* _INSTRUCTIONS FOR THE TASK_
Scan the entries below for the word "this", then copy each line that holds it.

[DATASET]

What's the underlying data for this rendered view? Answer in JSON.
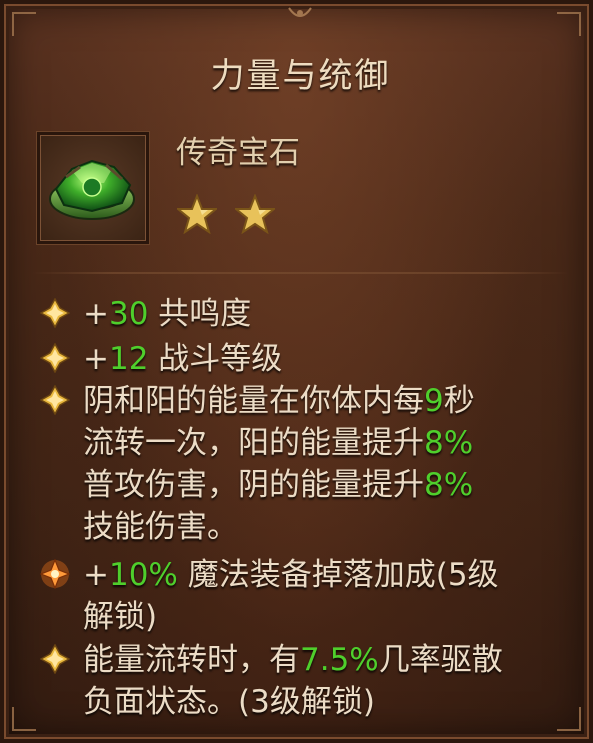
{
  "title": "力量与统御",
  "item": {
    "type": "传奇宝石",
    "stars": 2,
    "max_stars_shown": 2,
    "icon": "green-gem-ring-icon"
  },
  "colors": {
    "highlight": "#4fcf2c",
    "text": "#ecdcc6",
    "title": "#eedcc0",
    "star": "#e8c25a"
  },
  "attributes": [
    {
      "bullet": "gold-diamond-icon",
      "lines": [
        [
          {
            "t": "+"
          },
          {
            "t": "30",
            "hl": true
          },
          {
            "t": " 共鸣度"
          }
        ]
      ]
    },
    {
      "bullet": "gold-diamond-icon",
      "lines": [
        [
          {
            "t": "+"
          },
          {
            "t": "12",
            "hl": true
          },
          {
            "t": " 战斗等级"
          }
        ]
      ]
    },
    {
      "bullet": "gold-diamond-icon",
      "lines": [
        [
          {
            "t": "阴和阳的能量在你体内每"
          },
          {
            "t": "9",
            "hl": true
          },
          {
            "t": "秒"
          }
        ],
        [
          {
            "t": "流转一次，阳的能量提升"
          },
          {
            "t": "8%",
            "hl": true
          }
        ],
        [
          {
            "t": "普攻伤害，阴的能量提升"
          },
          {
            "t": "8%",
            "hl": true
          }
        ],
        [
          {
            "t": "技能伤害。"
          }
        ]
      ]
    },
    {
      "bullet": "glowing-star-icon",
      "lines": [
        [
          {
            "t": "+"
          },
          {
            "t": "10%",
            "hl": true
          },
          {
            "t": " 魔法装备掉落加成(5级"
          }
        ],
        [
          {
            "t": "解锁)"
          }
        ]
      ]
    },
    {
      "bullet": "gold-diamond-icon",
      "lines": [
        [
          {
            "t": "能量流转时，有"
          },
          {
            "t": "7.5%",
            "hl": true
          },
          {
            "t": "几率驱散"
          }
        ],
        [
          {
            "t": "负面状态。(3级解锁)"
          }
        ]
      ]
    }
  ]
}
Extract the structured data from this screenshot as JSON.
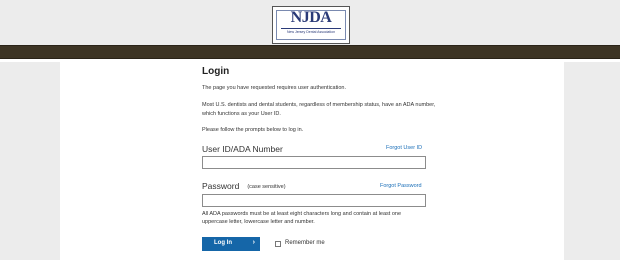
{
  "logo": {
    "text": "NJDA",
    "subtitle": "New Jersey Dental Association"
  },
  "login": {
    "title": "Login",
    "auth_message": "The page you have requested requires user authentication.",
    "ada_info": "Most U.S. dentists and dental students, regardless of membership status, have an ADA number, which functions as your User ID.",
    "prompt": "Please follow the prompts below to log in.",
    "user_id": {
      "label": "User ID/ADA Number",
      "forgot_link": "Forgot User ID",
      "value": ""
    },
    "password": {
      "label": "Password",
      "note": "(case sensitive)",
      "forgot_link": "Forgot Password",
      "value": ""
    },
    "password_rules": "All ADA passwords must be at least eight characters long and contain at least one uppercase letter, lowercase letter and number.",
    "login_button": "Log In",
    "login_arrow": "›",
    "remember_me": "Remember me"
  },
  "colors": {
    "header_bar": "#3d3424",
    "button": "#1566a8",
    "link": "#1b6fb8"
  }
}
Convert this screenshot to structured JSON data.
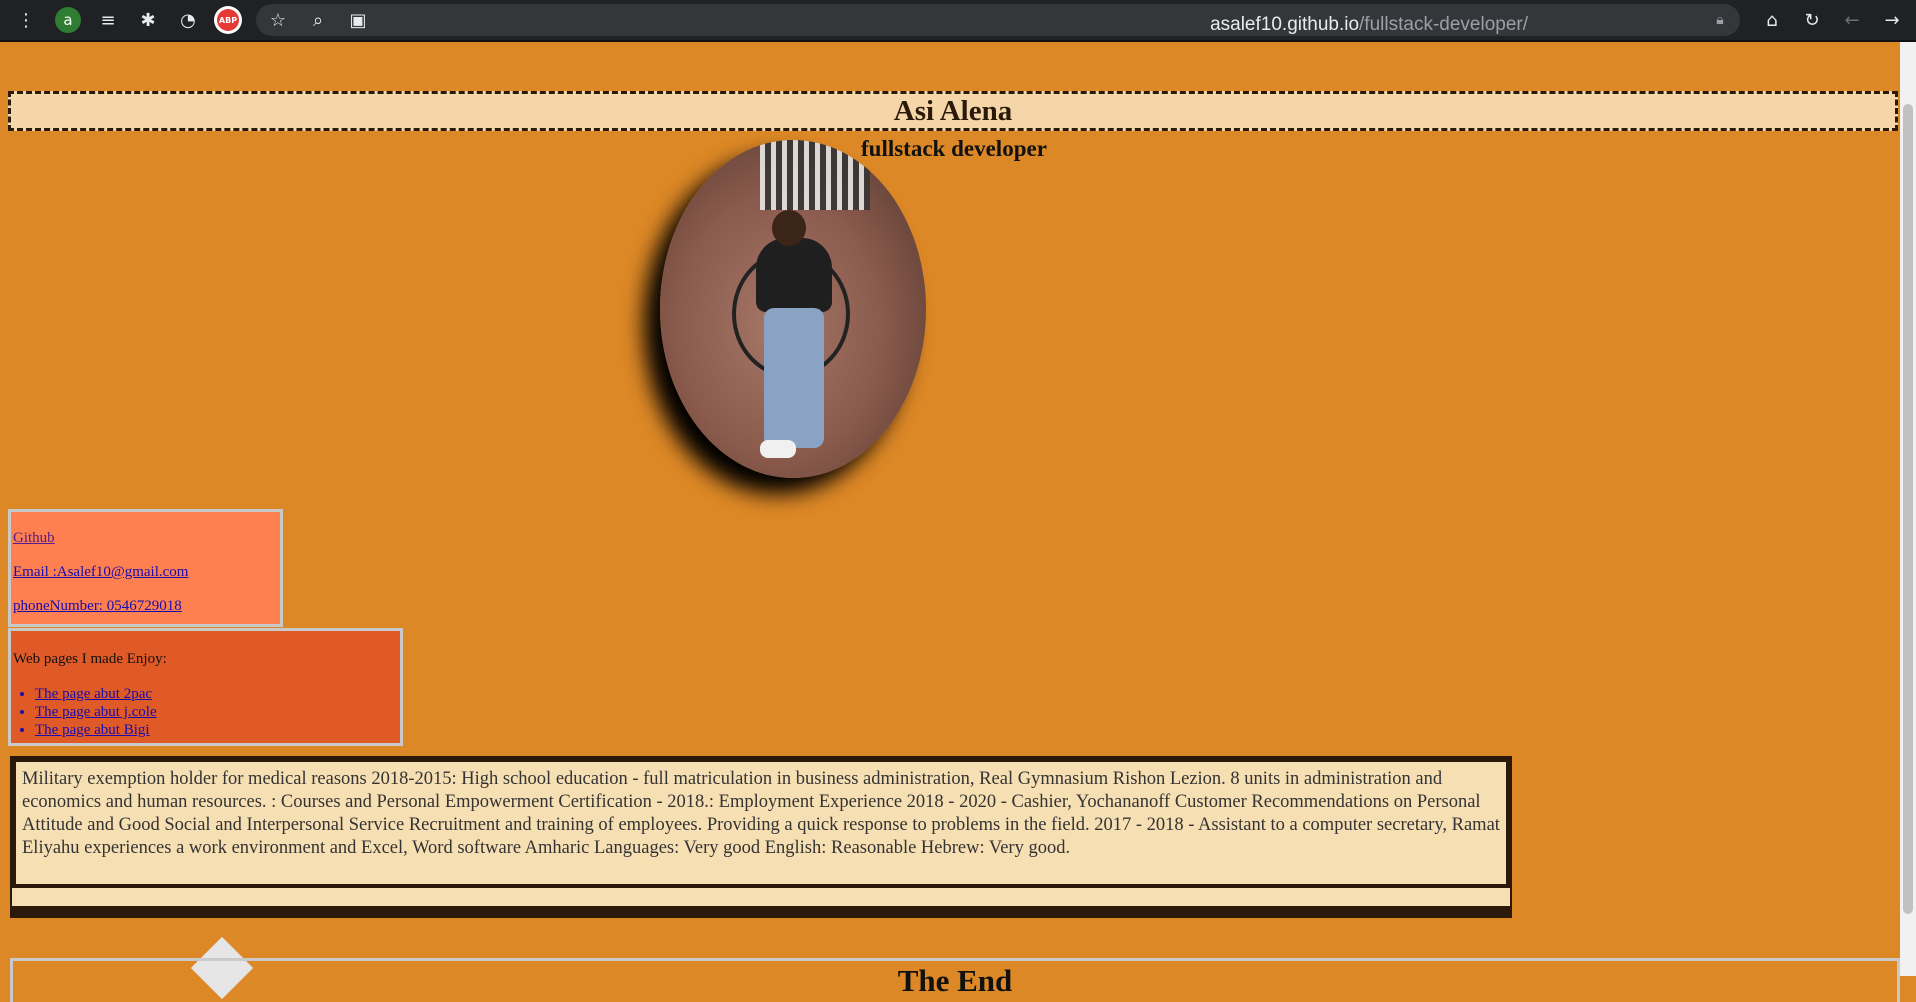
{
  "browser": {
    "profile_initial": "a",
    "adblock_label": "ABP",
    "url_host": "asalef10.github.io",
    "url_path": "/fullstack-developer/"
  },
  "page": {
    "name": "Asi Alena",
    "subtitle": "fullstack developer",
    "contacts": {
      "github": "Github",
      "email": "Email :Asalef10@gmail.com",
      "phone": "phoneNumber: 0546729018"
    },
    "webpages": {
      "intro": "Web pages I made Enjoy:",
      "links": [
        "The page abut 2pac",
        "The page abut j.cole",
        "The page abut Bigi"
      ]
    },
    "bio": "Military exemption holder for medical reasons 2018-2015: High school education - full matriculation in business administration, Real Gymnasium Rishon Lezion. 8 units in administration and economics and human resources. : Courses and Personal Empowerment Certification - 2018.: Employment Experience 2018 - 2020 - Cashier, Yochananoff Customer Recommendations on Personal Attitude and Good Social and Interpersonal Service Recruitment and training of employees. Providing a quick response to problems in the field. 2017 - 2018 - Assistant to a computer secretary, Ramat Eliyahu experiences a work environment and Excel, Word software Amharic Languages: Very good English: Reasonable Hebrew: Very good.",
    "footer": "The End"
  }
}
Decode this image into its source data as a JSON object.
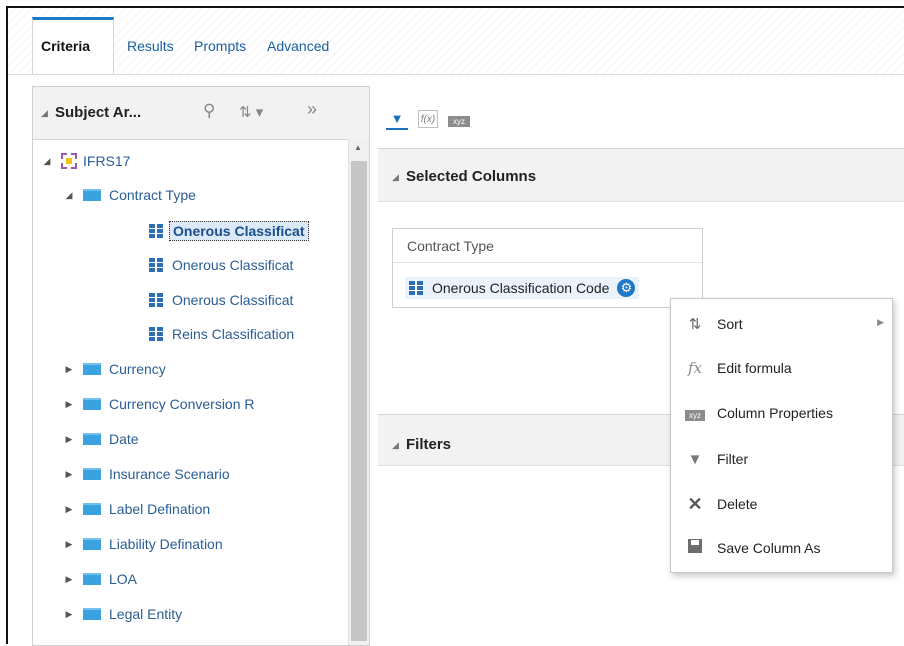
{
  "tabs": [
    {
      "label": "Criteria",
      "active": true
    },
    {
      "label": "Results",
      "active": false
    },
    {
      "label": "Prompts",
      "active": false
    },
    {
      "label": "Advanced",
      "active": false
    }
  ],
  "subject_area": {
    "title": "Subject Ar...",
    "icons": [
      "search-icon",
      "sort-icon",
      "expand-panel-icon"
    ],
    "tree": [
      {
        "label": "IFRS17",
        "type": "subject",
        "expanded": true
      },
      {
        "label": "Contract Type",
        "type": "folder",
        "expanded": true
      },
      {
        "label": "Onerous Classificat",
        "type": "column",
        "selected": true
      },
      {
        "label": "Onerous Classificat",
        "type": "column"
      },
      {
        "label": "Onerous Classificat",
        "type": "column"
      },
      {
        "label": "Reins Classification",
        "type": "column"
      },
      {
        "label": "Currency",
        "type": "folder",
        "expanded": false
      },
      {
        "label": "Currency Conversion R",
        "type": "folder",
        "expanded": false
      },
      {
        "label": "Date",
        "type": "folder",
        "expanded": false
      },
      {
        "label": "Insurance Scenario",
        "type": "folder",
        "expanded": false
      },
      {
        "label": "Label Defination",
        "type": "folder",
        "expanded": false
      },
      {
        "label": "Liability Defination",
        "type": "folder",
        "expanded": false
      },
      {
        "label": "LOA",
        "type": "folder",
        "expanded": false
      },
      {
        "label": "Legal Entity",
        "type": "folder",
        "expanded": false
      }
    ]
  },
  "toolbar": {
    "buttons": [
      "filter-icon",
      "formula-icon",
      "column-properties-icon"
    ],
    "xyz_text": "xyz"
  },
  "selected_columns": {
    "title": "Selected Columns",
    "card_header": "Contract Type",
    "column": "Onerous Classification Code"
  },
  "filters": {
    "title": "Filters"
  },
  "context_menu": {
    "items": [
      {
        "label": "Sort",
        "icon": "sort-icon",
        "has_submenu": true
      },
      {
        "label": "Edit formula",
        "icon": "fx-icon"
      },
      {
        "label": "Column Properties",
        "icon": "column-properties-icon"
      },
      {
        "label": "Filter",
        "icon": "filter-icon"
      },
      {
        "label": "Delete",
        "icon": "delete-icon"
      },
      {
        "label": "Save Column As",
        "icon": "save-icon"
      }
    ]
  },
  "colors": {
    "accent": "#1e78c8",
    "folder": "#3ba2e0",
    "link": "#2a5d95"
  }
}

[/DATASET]

* _RESPONSE AREA_
What's the underlying data for this rendered view? Answer in JSON.
Extract the structured data from this screenshot as JSON.
Convert this screenshot to structured JSON data.
Decode this image into its source data as a JSON object.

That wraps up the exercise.